## EXERCISE MATERIAL:
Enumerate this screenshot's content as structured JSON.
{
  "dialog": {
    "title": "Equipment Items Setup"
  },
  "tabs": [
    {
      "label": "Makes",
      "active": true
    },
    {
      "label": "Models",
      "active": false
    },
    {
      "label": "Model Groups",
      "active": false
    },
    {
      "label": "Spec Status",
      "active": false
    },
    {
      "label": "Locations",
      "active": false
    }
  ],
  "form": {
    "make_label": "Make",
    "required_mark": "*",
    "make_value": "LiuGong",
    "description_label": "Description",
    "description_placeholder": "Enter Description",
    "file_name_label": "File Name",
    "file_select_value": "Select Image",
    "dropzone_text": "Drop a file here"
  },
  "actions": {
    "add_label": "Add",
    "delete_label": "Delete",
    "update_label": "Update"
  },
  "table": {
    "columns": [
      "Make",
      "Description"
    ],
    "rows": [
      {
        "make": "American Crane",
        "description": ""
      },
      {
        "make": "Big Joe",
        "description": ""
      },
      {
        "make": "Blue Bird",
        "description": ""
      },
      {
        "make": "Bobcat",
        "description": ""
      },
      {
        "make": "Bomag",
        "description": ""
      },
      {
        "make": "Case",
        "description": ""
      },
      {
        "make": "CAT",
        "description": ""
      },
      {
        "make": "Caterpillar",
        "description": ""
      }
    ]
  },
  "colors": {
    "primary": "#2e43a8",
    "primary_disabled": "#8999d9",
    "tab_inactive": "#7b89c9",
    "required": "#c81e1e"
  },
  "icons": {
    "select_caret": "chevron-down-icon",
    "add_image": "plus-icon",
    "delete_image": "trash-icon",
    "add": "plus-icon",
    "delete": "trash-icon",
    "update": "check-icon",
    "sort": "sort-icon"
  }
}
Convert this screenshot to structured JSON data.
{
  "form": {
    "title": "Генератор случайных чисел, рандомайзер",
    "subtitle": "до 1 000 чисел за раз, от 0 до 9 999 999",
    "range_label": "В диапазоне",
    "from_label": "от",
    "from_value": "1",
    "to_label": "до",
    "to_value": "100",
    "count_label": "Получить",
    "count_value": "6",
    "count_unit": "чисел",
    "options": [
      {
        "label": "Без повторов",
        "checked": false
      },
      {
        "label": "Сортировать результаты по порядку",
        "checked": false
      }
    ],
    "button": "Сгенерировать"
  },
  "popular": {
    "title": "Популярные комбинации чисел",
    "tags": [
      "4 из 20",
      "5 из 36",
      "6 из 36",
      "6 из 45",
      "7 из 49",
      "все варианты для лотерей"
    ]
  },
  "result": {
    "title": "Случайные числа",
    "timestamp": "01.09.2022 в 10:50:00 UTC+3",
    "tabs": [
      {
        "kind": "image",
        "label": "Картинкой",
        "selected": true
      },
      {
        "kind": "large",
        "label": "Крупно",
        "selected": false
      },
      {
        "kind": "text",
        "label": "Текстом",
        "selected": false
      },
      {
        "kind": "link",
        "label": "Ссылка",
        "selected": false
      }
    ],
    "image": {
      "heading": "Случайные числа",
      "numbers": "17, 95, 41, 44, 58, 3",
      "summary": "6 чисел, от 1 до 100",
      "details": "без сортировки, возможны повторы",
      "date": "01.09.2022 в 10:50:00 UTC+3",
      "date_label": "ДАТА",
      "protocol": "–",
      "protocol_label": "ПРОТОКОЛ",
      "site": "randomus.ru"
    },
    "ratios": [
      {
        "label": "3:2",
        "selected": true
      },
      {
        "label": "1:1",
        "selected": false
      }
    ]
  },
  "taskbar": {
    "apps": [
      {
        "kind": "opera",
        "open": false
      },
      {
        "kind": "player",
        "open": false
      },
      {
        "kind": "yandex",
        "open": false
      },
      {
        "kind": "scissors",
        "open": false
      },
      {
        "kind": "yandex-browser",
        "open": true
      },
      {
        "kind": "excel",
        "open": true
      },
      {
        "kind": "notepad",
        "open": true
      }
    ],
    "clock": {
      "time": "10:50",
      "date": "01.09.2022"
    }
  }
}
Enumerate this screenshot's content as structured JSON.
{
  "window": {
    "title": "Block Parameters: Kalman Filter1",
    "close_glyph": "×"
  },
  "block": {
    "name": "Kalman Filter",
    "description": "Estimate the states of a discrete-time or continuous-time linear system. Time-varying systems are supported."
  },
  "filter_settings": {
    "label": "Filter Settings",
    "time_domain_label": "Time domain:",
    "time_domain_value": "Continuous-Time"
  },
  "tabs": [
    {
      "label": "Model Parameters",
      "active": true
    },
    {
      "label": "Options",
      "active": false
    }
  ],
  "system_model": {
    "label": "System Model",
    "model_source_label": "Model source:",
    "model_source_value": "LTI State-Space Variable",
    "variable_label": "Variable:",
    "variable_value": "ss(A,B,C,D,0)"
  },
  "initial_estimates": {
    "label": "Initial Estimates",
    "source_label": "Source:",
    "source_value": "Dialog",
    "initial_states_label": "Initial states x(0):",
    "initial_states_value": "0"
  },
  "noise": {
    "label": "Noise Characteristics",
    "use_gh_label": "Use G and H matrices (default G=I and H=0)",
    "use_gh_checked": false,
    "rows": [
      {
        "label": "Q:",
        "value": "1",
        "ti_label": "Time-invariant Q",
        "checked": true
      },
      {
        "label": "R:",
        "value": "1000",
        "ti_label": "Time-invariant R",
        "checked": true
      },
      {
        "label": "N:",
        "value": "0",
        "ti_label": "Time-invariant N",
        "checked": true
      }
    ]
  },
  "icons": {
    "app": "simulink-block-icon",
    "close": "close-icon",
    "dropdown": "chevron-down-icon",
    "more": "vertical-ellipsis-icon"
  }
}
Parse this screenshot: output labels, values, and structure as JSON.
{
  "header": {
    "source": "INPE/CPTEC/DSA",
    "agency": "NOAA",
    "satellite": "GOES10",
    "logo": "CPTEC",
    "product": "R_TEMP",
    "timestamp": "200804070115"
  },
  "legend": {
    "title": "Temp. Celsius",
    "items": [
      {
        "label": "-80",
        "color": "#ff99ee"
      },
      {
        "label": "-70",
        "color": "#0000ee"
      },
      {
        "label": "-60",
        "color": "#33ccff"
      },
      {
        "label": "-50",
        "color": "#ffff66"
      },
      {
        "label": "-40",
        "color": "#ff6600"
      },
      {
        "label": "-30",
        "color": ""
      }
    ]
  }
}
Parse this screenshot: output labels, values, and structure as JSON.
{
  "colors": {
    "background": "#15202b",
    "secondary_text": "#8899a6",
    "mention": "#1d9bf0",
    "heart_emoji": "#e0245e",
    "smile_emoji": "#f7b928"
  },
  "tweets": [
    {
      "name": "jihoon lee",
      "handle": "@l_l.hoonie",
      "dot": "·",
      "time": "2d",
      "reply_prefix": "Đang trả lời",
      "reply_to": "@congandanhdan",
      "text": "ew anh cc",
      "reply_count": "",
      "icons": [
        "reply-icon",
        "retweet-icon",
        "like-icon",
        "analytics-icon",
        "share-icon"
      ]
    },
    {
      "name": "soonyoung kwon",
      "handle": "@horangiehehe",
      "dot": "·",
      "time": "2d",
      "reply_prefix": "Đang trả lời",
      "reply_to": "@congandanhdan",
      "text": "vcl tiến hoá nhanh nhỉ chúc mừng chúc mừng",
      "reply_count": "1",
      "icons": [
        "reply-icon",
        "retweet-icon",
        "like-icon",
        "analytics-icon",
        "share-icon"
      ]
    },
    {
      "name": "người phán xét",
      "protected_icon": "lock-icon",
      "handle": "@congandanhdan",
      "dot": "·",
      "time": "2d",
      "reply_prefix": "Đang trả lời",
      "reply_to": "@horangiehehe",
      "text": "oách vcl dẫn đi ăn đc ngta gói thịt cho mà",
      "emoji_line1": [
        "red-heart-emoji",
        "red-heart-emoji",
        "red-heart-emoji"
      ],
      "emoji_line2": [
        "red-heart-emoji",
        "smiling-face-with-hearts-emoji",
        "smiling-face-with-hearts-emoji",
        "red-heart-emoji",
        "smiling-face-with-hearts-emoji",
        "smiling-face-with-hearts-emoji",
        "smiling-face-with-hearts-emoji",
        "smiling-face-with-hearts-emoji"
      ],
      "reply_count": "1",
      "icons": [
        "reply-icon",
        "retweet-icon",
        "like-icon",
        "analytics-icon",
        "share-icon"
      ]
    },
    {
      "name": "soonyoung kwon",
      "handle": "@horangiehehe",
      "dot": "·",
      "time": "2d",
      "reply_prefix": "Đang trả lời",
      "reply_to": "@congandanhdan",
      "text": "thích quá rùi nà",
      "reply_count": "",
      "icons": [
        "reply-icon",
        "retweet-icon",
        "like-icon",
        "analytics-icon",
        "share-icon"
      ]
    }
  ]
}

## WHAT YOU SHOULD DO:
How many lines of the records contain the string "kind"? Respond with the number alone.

## TASK SOLUTION:
11